14. To achieve our vision, we resolve to adopt a New Urban Agenda guided by the following interlinked principles:
15. We commit ourselves to working towards an urban paradigm shift for a New Urban Agenda that will:
13. We envisage cities and human settlements that:
44. We recognize that urban form, infrastructure and building design are among the greatest drivers of cost and resource efficiencies, through the benefits of economy of scale and agglomeration and by fostering energy efficiency, renewable energy, resilience, productivity, environmental protection and sustainable growth in the urban economy.
45. We commit ourselves to developing vibrant, sustainable and inclusive urban economies, building on endogenous potential, competitive advantages, cultural heritage and local resources, as well as resource-efficient and resilient infrastructure, promoting sustainable and inclusive industrial development and sustainable consumption and production patterns and fostering an enabling environment for businesses and innovation, as well as livelihoods.
50. We commit ourselves to encouraging urban-rural interactions and connectivity by strengthening sustainable transport and mobility, and technology and communications networks and infrastructure, underpinned by planning instruments based on an integrated urban and territorial approach, in order to maximize the potential of these sectors for enhanced productivity, social, economic and territorial cohesion, as well as safety and environmental sustainability. This should include connectivity between cities and their surroundings, peri-urban and rural areas, as well as greater land-sea connections, where appropriate.
118. We will encourage national, subnational and local governments to develop and expand financing instruments, enabling them to improve their transport and mobility infrastructure and systems, such as mass rapid-transit systems, integrated transport systems, air and rail systems, and safe, sufficient and adequate pedestrian and cycling infrastructure and technology-based innovations in transport and transit systems to reduce congestion and pollution while improving efficiency, connectivity, accessibility, health and quality of life.
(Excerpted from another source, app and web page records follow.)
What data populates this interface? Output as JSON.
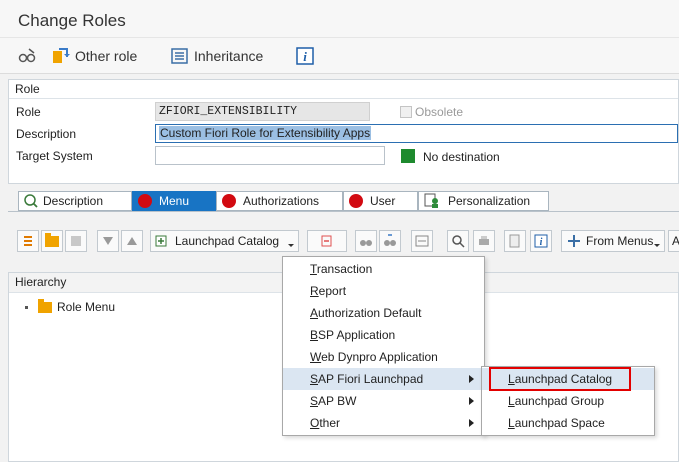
{
  "window": {
    "title": "Change Roles"
  },
  "app_toolbar": {
    "other_role": "Other role",
    "inheritance": "Inheritance"
  },
  "role_section": {
    "header": "Role",
    "role_label": "Role",
    "role_value": "ZFIORI_EXTENSIBILITY",
    "obsolete_label": "Obsolete",
    "description_label": "Description",
    "description_value": "Custom Fiori Role for Extensibility Apps",
    "target_system_label": "Target System",
    "target_system_value": "",
    "destination_status": "No destination",
    "destination_status_color": "#1e8a2e"
  },
  "tabs": [
    {
      "label": "Description"
    },
    {
      "label": "Menu",
      "active": true
    },
    {
      "label": "Authorizations"
    },
    {
      "label": "User"
    },
    {
      "label": "Personalization"
    }
  ],
  "menu_toolbar": {
    "launchpad_catalog": "Launchpad Catalog",
    "from_menus": "From Menus",
    "trailing": "A"
  },
  "hierarchy": {
    "header": "Hierarchy",
    "root": "Role Menu"
  },
  "context_menu": {
    "items": [
      {
        "first": "T",
        "rest": "ransaction"
      },
      {
        "first": "R",
        "rest": "eport"
      },
      {
        "first": "A",
        "rest": "uthorization Default"
      },
      {
        "first": "B",
        "rest": "SP Application"
      },
      {
        "first": "W",
        "rest": "eb Dynpro Application"
      },
      {
        "first": "S",
        "rest": "AP Fiori Launchpad",
        "highlighted": true,
        "submenu": true
      },
      {
        "first": "S",
        "rest": "AP BW",
        "submenu": true
      },
      {
        "first": "O",
        "rest": "ther",
        "submenu": true
      }
    ]
  },
  "submenu": {
    "items": [
      {
        "first": "L",
        "rest": "aunchpad Catalog",
        "highlighted": true
      },
      {
        "first": "L",
        "rest": "aunchpad Group"
      },
      {
        "first": "L",
        "rest": "aunchpad Space"
      }
    ]
  },
  "colors": {
    "accent": "#1874c4",
    "status_red": "#d20a11",
    "highlight_box": "#e30000"
  }
}
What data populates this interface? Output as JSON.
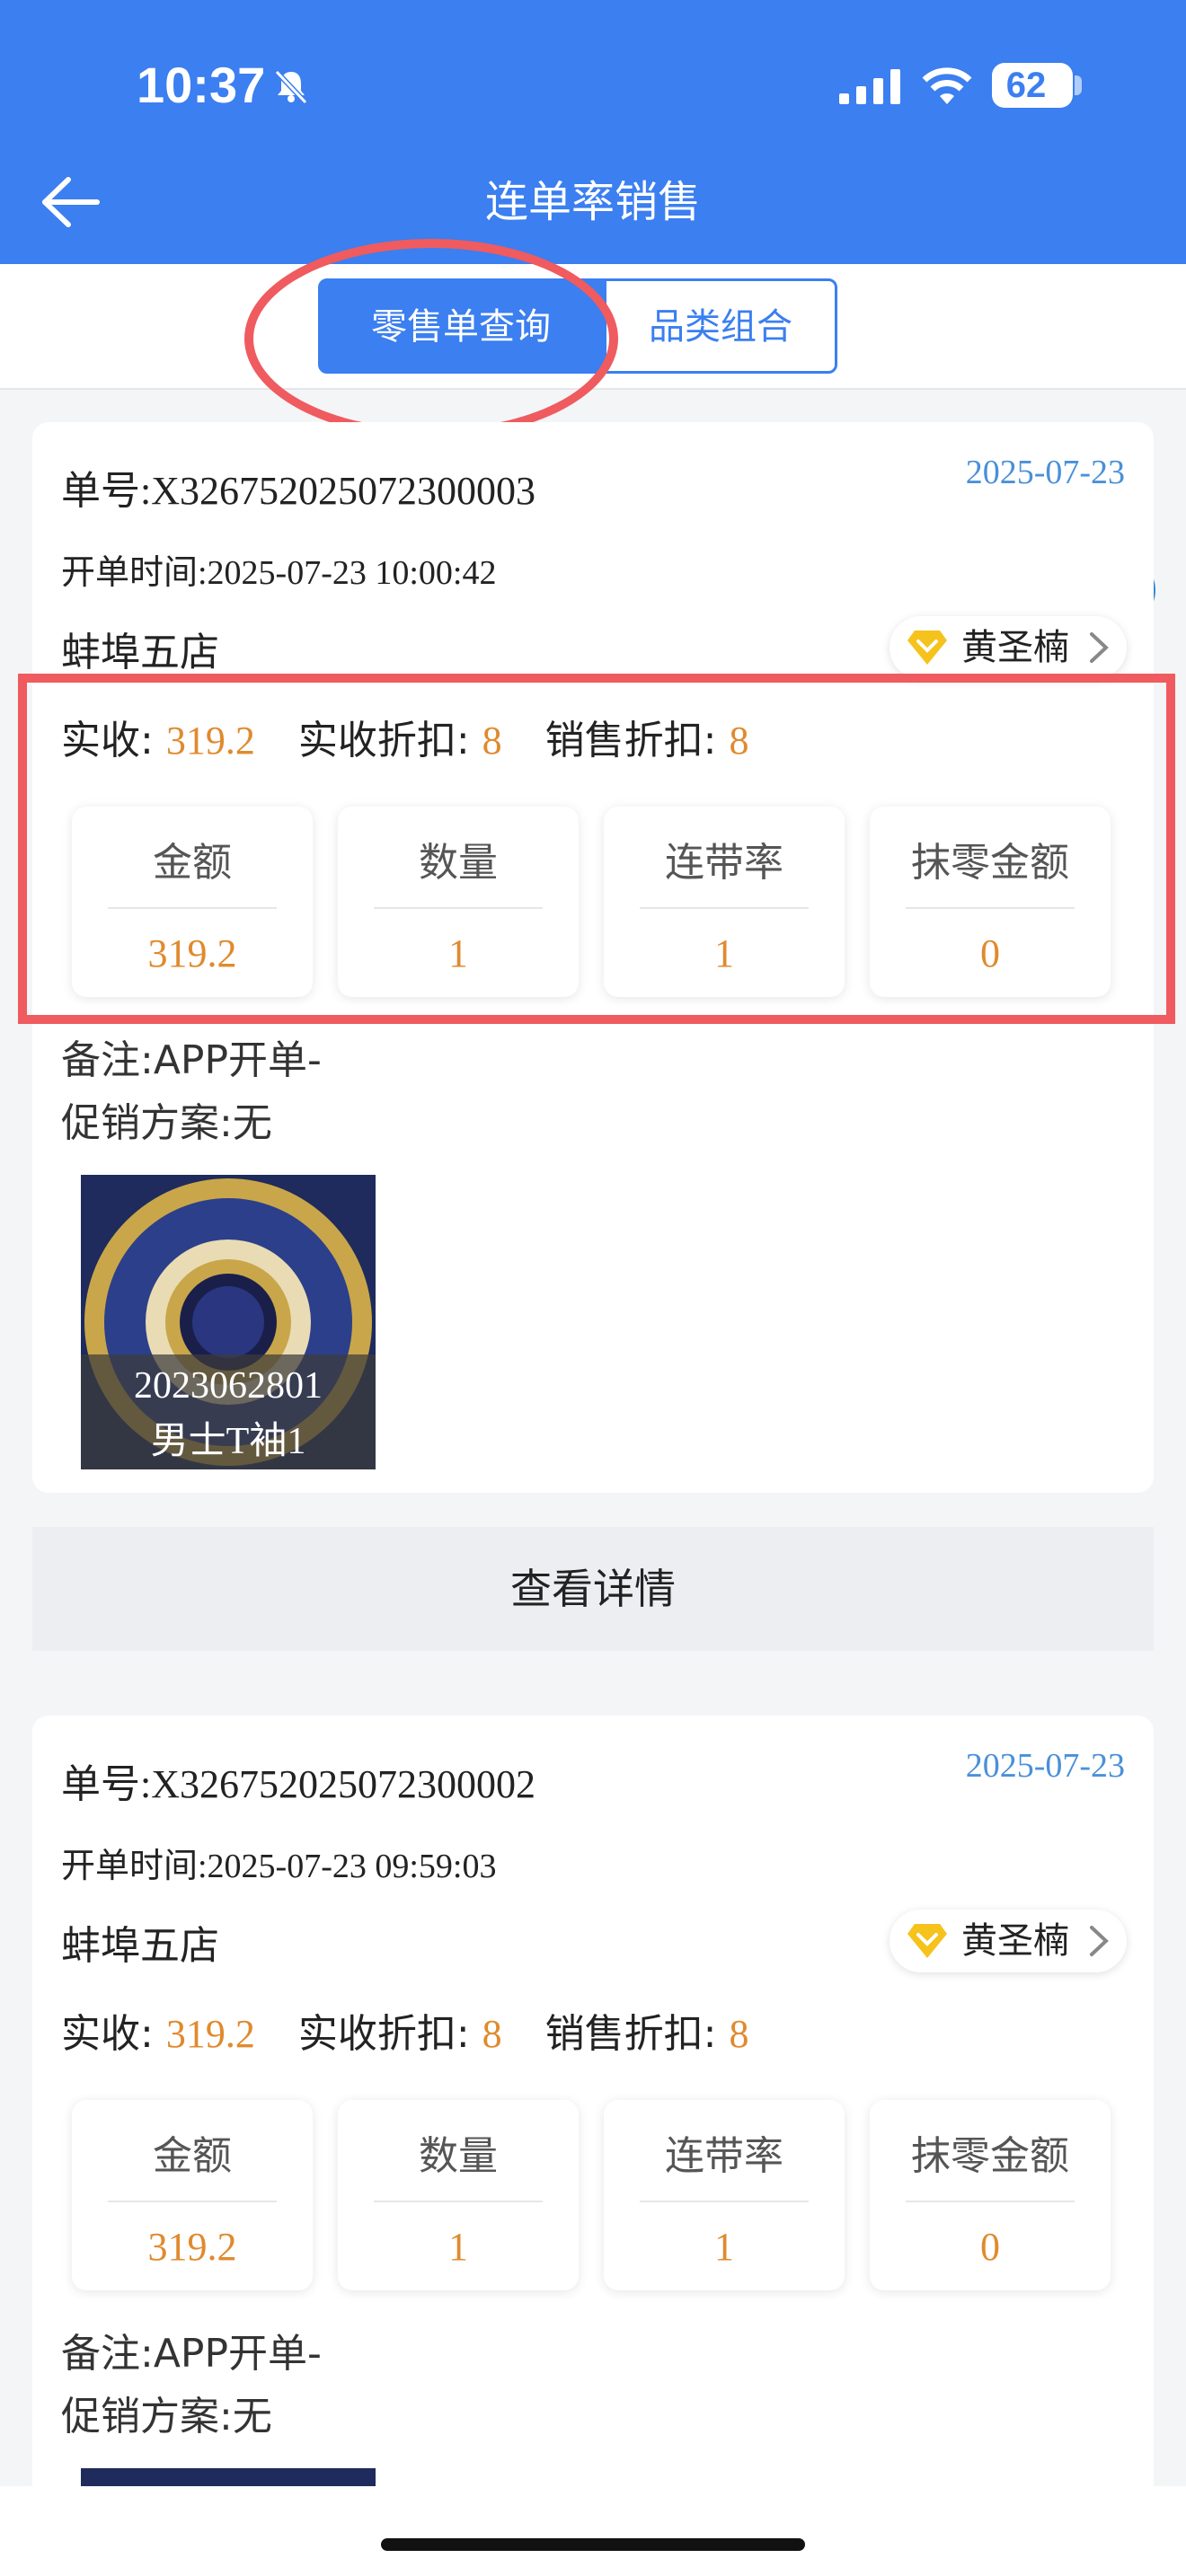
{
  "status_bar": {
    "time": "10:37",
    "battery": "62"
  },
  "header": {
    "title": "连单率销售"
  },
  "tabs": [
    {
      "label": "零售单查询",
      "active": true
    },
    {
      "label": "品类组合",
      "active": false
    }
  ],
  "orders": [
    {
      "order_no": "单号:X326752025072300003",
      "date": "2025-07-23",
      "open_time": "开单时间:2025-07-23 10:00:42",
      "store": "蚌埠五店",
      "staff": "黄圣楠",
      "summary": [
        {
          "label": "实收:",
          "value": "319.2"
        },
        {
          "label": "实收折扣:",
          "value": "8"
        },
        {
          "label": "销售折扣:",
          "value": "8"
        }
      ],
      "stats": [
        {
          "label": "金额",
          "value": "319.2"
        },
        {
          "label": "数量",
          "value": "1"
        },
        {
          "label": "连带率",
          "value": "1"
        },
        {
          "label": "抹零金额",
          "value": "0"
        }
      ],
      "remark": "备注:APP开单-",
      "promotion": "促销方案:无",
      "product": {
        "code": "2023062801",
        "name": "男士T袖1"
      }
    },
    {
      "order_no": "单号:X326752025072300002",
      "date": "2025-07-23",
      "open_time": "开单时间:2025-07-23 09:59:03",
      "store": "蚌埠五店",
      "staff": "黄圣楠",
      "summary": [
        {
          "label": "实收:",
          "value": "319.2"
        },
        {
          "label": "实收折扣:",
          "value": "8"
        },
        {
          "label": "销售折扣:",
          "value": "8"
        }
      ],
      "stats": [
        {
          "label": "金额",
          "value": "319.2"
        },
        {
          "label": "数量",
          "value": "1"
        },
        {
          "label": "连带率",
          "value": "1"
        },
        {
          "label": "抹零金额",
          "value": "0"
        }
      ],
      "remark": "备注:APP开单-",
      "promotion": "促销方案:无"
    }
  ],
  "detail_button": "查看详情",
  "colors": {
    "primary": "#3b7ff0",
    "accent": "#e08a2e",
    "date": "#4a90d9",
    "annotation": "#ef5b5f"
  }
}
119. We will promote adequate investments in protective, accessible and sustainable infrastructure and service provision systems for water, sanitation and hygiene, sewage, solid waste management, urban drainage, reduction of air pollution and storm water management, in order to improve safety in the event of water-related disasters, improve health, ensure universal and equitable access to safe and affordable drinking water for all, as well as access to adequate and equitable sanitation and hygiene for all and end open defecation, with special attention to the needs and safety of women and girls and those in vulnerable situations. We will seek to ensure that this infrastructure is climate resilient and forms part of integrated urban and territorial development plans, including housing and mobility, among other things, and is implemented in a participatory manner, considering innovative, resource-efficient, accessible, context-specific and culturally sensitive sustainable solutions.
137. We will promote best practices to capture and share the increase in land and property value generated as a result of urban development processes, infrastructure projects and public investments. Measures such as gains-related fiscal policies could be put in place, as appropriate, to prevent its solely private capture, as well as land and real estate speculation. We will reinforce the link between fiscal systems and urban planning, as well as urban management tools, including land market regulations. We will work to ensure that efforts to generate land-based finance do not result in unsustainable land use and consumption.
144. We will explore and develop feasible solutions to climate and disaster risks in cities and human settlements, including by collaborating with insurance and reinsurance institutions and other relevant actors with regard to investments in urban and metropolitan infrastructure, buildings and other urban assets, as well as for local populations to secure their shelter and economic needs.
156. We will promote the development of national information and communications technology policies and e-government strategies, as well as citizen-centric digital governance tools, tapping into technological innovations, including capacity development programmes, in order to make information and communications technologies accessible to the public, including women and girls, children and youth, persons with disabilities, older persons and persons in vulnerable situations, to enable them to develop and exercise civic responsibility, broadening participation and fostering responsible governance, as well as increasing efficiency. The use of digital platforms and tools, including geospatial information systems, will be encouraged to improve long-term integrated urban and territorial planning and design, land administration and management, and access to urban and metropolitan services.
157. We will support science, research and innovation, including a focus on social, technological, digital and nature-based innovation, robust science-policy interfaces in urban and territorial planning and policy formulation and institutionalized mechanisms for sharing and exchanging information, knowledge and expertise, including the collection, analysis, standardization and dissemination of geographically based, community-collected, high-quality, timely and reliable data disaggregated by income, sex, age, race, ethnicity, migration status, disability, geographic location and other characteristics relevant in national, subnational and local contexts.
SDG9: Industry Innovation & Infrastructure